But Udoma Udo Udoma, minister for budget and national planning, speaking at the IMF meetings in Indonesia last week, dismissed claims made by the IMF of a possible debt crisis. He, however, admitted more needed to be done to boost revenues.
Ayo Teriba, one of the country’s leading economists, also lent his weight to warnings that the country is headed in the wrong direction by amassing expensive debt when there are alternatives that won’t cost as much.
“The shortfall in government revenue is a fall in income if the fall is temporary, then you can borrow but you can’t solve a lingering revenue slide with short-term debt,” Teriba said.
“We need fresh sources of income, the government wants to boost tax receipts to make up for the revenue shortfall, but that is a mirage because the private sector is also hit by weak economic activity.
“This is the time to raise equity, not debt and we can learn from countries like Saudi Arabia which plans to raise about $200 billion by privatizing about 16 sectors of its economy. Ethiopia is doing the same,” Teriba added.

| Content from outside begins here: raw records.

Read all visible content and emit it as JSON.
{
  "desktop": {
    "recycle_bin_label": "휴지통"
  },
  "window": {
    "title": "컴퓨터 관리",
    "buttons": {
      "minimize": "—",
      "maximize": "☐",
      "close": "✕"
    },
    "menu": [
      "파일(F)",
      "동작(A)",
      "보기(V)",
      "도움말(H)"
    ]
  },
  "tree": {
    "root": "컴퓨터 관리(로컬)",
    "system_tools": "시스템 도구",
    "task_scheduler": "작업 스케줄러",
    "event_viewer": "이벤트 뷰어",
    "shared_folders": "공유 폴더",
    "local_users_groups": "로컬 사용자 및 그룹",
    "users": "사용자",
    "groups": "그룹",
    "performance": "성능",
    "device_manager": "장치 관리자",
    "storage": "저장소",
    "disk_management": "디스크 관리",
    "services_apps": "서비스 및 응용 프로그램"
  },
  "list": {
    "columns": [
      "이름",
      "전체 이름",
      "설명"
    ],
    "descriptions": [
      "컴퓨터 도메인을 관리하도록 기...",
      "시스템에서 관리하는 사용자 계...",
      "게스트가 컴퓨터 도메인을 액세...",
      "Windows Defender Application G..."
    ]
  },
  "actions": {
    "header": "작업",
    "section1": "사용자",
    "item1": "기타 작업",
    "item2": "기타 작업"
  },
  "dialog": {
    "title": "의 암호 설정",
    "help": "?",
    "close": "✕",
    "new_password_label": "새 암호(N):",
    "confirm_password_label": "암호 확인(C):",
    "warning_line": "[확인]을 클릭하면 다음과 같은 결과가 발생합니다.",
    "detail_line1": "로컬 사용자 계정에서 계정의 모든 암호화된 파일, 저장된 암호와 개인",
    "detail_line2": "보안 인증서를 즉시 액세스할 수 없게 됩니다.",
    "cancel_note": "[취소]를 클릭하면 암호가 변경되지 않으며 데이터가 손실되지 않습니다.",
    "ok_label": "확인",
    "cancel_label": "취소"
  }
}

So far, the government has been lukewarm to privatization. The country’s privatization agency had said it would raise N289 billion ($797 million) selling 10 state-owned assets to bridge an appalling revenue shortfall and meet up with key projects in its budget. But it hasn’t happened as the government has clearly shown a preference for debt over equity.
Between 2016 and 2017, the Federal Government borrowed N3.2 trillion, according to a budget implementation report published on the website of the National Budget Office.
In those two years, the government raised N5 billion ($16 million) in privatization proceeds, 14 times less than it made from selling only one company in 2006, following the $225 million sale of Port-Harcourt based olefins and polyolefin’s maker, Eleme Petrochemical to Indorama Group.
Though provision was made for N10 billion (USD$ 32 million) in privatization proceeds in the 2017 budget, not a kobo was raised, an indication that the government does not really look at privatization as a good option to boost revenues.
To drive debt service to revenue ratio below a more accommodating 50 percent based on 2017 debt levels, the government would have to almost double revenues.
This means raising an additional N2.7 trillion in revenues while ensuring that debt levels do not spike further.
Achieving this, for now, looks like a steep call, unless the government moves to take some difficult economic decisions to cut down expenditure through ‘unpopular’ economic reforms that will include labor cuts and privatization of key assets and introduce an appropriate pricing mechanism for petrol and power.